After all the morning sickness, mood swings, food cravings, heavy belly, and loads of medicines finally arrives the time to deliver the little one inside you. On completing nine months of the roller coaster ride you finally decide if you wish to have a vaginal birth or a C-section, or better to say your doctor decides based on your medical condition. The two delivery methods are the two sides of the coin which carry their own pros and cons.
Entering the last month of your pregnancy you must discuss labor options with your doctor. You will hear all kinds of information from the people around you and undoubtedly you also must have stockpiled way too much information over which delivery option to take. The best option will be to feel comfortable with the decision you take for yourself.
As the stats say, one-third of the deliveries are C-section today. While some are planned or elective, others are done after labor or emergency. It is the surgical method of getting your baby out. After making you unconscious, the doctor will make a horizontal incision just above your pubic hairline.
Once the uterus is exposed, there will be the second incision in the lower half of the uterus and hence the baby will be pulled out. Following this, the surgeon will stitch the uterus up and it’s done. It doesn’t hurt because you be given anesthesia and moreover, the mother will be numb down there but awake and aware. The mother will feel slight pressure during the procedure but not necessarily.
Vagina or Normal Birth
The traditional method that’s been followed since the times of Adam and Eve, is the Vaginal birth. As the water breaks, uterus muscles start to contract in order to push the baby outside. During labor, the mother’s cervix dilates opening enough to accommodate the baby’s head and shoulders. The contractions surely hurt the mother but if the baby is turned upside down, that hurts the lower back the most. It also means pushing harder and for a longer duration.
Recovery time of the two

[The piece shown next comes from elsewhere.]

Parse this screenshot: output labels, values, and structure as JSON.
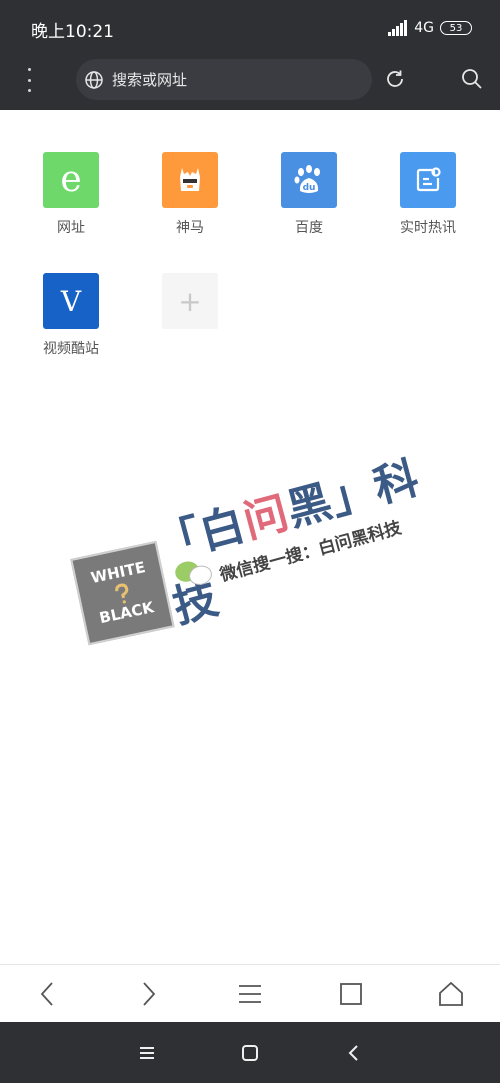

After delivering the baby, a mother’s body needs time to get back to its normal being. A normal delivery mother recovers faster than the C-section one. Normal delivery means you are up and about the next day of the delivery. But in the case of C-section, a mother’s body takes time to recover from the surgery. Also, there is a long duration of pain at the incision site in the surgery.
Stitches take time to dissolve in this case and there might be difficulty in sitting and walking in the initial days. Postpartum complication also includes vaginal bleeding, cramping, soreness, swelling and more. It can be a tough task handling your newborn and parallel recovering from the surgery.
The complication in Vaginal delivery
A very common complication of normal delivery is tearing of the vaginal skin while passing the baby’s head through it. It is called an episiotomy. Sometimes an episiotomy is made with a scalpel to widen the vaginal opening and avoid significant tearing. It makes easy for the baby to come out. It’s an old school method and almost everyone gets one. With a couple of stitches and some time, episiotomy cut heals well.
Pros of C-section
- Convenient and can be scheduled well in advance.
- Lesser or no danger to the mother or the baby. They are safer than normal delivery.
Cons of C-section
- Long hospital stay
- Pain at the incision site
- Weakens abdominal muscles
- Increased blood loss or blood clots
- Longer recovery
- Increased risk of stillbirths
Pros of Vaginal delivery
- Short hospital stay
- Quick recovery
- Immediate contact between mother and baby
- Quicker initiation of breastfeeding
Cons of Vaginal delivery
- Effortful delivery. Might take some time
- Vaginal stretching or tearing
- A complication of bowel or urinary incontinence
Precisely, there cannot be any comparison between the two because of barring complications, neither is better. There are pros and cons attached to both the procedures but clearly, C-section carries more inherent risks than normal delivery. Whether your baby will be a Vaginal born or surgical, it all depends on the complication equation.